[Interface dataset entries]
● ● ● ● ● ● ●
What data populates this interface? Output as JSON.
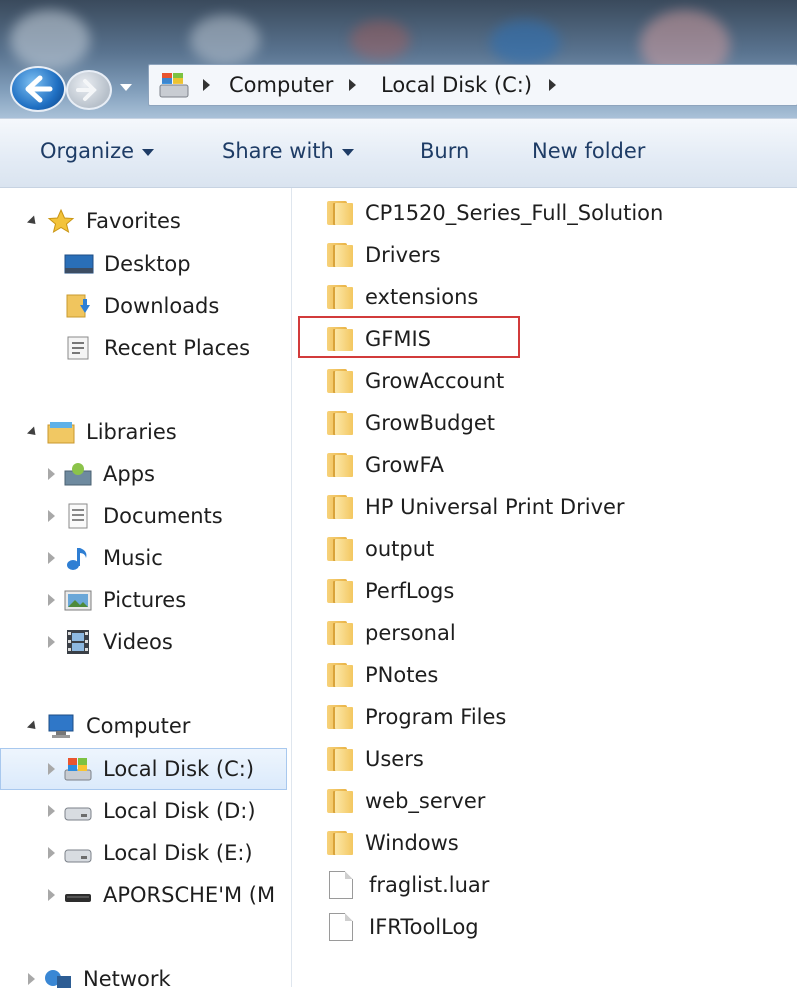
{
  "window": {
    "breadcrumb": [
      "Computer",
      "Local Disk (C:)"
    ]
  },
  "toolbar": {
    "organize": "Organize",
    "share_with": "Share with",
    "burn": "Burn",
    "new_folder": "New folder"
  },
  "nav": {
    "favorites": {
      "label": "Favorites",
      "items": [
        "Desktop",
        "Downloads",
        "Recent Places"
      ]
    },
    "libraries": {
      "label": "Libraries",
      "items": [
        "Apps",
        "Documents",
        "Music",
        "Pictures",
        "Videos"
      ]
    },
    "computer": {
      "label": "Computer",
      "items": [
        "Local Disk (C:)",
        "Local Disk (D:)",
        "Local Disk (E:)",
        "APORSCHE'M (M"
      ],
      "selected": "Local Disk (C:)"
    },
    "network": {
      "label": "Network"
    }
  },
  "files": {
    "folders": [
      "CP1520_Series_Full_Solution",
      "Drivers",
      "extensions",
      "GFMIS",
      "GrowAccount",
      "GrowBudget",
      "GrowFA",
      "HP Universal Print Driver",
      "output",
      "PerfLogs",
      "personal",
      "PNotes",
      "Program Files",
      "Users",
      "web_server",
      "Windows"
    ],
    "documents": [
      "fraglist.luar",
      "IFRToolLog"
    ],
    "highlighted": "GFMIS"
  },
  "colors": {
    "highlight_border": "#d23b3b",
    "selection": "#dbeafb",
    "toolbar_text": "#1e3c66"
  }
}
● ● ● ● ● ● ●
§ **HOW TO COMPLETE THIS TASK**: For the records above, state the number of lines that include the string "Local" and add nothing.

§ **OUTPUT OF THE EXERCISE**: 5